**** LISTED ENTRIES ****

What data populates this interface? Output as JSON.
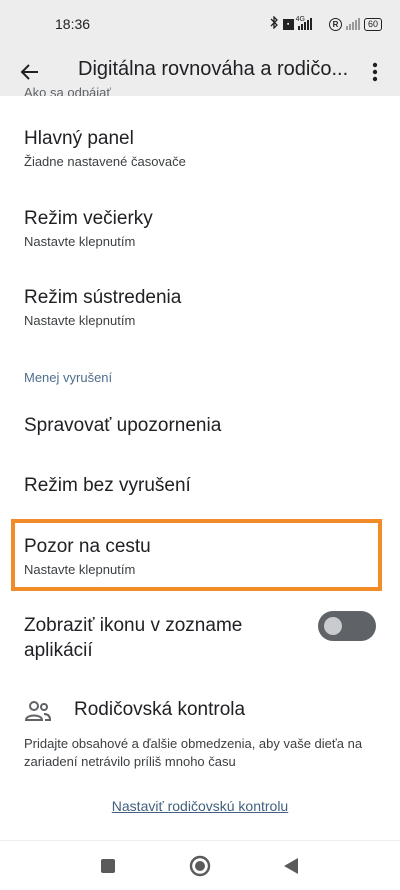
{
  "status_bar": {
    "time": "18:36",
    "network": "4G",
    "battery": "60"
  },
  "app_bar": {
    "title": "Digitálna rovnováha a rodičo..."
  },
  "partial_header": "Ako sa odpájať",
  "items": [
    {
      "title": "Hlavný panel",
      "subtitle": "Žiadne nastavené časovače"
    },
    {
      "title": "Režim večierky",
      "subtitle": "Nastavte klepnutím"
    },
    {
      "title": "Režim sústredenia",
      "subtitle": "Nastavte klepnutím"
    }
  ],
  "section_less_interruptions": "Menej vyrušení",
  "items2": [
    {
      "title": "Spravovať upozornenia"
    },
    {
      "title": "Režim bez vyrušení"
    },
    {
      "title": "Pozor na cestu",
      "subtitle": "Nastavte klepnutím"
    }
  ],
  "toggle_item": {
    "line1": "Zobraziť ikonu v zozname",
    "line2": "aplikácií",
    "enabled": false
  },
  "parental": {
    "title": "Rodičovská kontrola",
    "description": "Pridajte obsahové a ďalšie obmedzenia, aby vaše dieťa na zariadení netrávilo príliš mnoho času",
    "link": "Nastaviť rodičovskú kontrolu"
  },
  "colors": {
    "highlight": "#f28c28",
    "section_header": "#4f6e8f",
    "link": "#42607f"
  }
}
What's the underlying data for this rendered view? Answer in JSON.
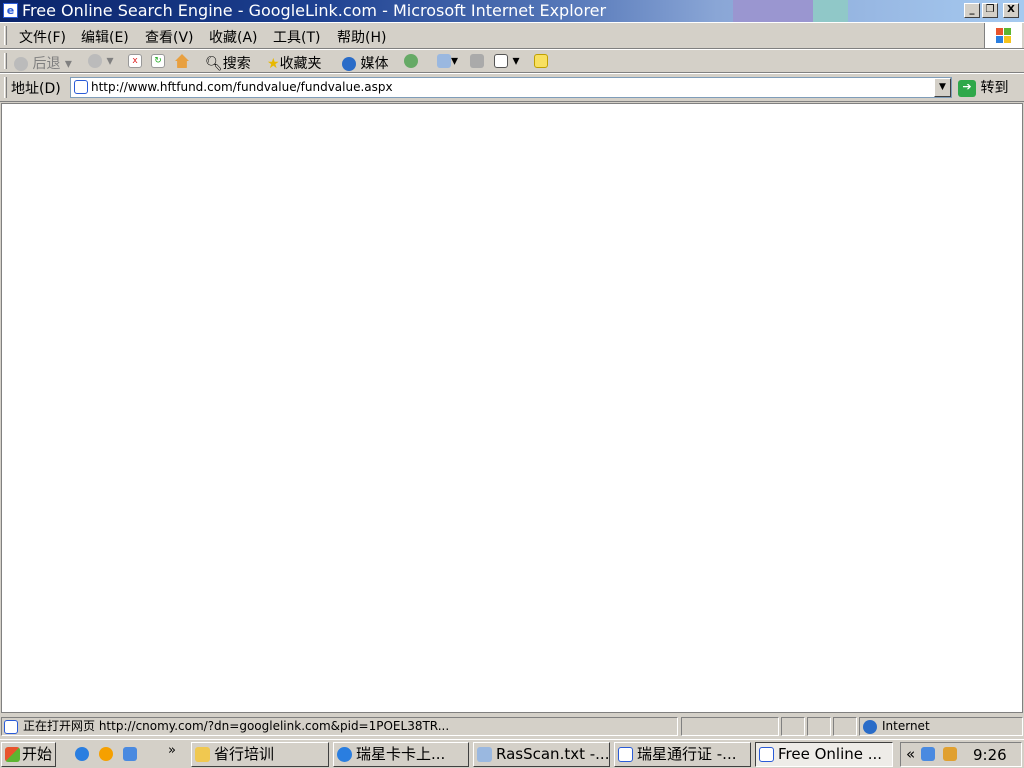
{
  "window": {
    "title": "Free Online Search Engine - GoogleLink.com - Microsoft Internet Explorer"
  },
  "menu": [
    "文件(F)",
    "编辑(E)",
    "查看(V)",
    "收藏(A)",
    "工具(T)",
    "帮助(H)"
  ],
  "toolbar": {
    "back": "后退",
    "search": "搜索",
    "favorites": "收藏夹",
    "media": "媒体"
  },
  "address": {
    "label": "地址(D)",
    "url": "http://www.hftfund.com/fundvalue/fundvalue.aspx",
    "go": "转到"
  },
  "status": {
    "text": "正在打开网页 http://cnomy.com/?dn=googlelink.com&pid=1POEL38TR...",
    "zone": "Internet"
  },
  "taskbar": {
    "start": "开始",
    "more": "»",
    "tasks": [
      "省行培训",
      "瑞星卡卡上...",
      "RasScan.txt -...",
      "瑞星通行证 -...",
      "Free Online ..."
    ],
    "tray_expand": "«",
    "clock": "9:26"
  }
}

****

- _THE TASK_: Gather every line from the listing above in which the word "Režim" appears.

- _RESULT_:
      "title": "Režim večierky",
      "title": "Režim sústredenia",
      "title": "Režim bez vyrušení"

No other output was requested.